Ele’s parents met when they were very young. It started as a summer love. She was 15. He was 17. After dating for about 15 years, they decided to get married. And nearly 5 decades later they reflected on what made them stay together, sharing their lessons with a stranger.
As a romantic and navigating the online dating scene, my concern is that people no longer believe in love. That people no longer want to take a stand for romance. Because in what world has ghosting become normal and therefore makes it ok?
My fear is that we are no longer willing to embrace discomfort through vulnerability and therefore miss out on one of the most powerful forces of nature: love. We live by expectations towards others without reflecting on what we, ourselves, bring to the table.
So whether you are single or in a relationship or going through divorce or are just very much confused like I am, I hope their thoughts bring some new perspectives. I hope they inspire you to think about how you show-up in relationships. Not just romantically.
I hope their reflections make you question the standards you set for others but equally for yourself. And lastly, I hope they help you understand that beauty often is found in the simplicity of things.
7 Lessons for Inspiration
I took notes during the conversation and was able to lock down 7 lessons. And I hope they can become guidelines for all of us on how we engage with one another. Whether it is at work, online or at home. Here it goes:
1. Being tolerant and understanding that what you do has an impact on the other.
2. Being polite and understanding that being married does not mean you can be less polite about things. It comes down to the simple things like saying 'good morning', 'please' and 'thank you'. Basically respecting the every day "niceness" as they put it.
3. Never take somebody for granted.
4. Know where you stand with each other, always. And if you don't know, ask for clarity.
5. Don't let money be a means for power games. Their advice is to always have 3 accounts: yours, theirs and ours.
6. Be very clear on your personal 'non-negotiables' versus 'nice-to-haves'. And make sure the other person knows about them.
7. Be very transparent towards one another so you don’t have to defend yourself when arguing.
I am well aware that there is so much to unpack. And maybe you find yourself asking "ok, but how"? If so, let me know. Happy to dig deeper with all of you.

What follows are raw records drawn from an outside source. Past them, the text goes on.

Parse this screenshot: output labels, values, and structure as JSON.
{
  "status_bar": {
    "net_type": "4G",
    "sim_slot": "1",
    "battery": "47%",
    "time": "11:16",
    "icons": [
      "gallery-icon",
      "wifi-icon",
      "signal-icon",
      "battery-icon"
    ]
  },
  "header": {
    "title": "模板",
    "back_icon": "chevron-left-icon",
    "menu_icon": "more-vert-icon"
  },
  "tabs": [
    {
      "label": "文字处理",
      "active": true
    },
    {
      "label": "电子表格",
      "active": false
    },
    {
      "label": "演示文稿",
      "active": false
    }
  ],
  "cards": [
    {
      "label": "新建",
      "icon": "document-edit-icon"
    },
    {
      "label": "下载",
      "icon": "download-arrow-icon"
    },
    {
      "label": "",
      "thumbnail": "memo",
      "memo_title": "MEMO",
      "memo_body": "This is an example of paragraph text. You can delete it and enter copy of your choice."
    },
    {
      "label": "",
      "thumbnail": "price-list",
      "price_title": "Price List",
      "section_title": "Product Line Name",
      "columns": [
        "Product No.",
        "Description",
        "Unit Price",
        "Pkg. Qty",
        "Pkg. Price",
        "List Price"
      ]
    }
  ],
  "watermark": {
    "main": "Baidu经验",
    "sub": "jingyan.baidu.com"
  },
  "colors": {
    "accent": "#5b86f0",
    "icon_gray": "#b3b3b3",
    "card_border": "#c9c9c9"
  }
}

Because there is nothing more powerful then a good conversation with the intention to learn.
Curious to learn your thoughts on the above! So don't be shy to hit reply.
Ps If you want to receive my letters directly in your mailbox, you can register here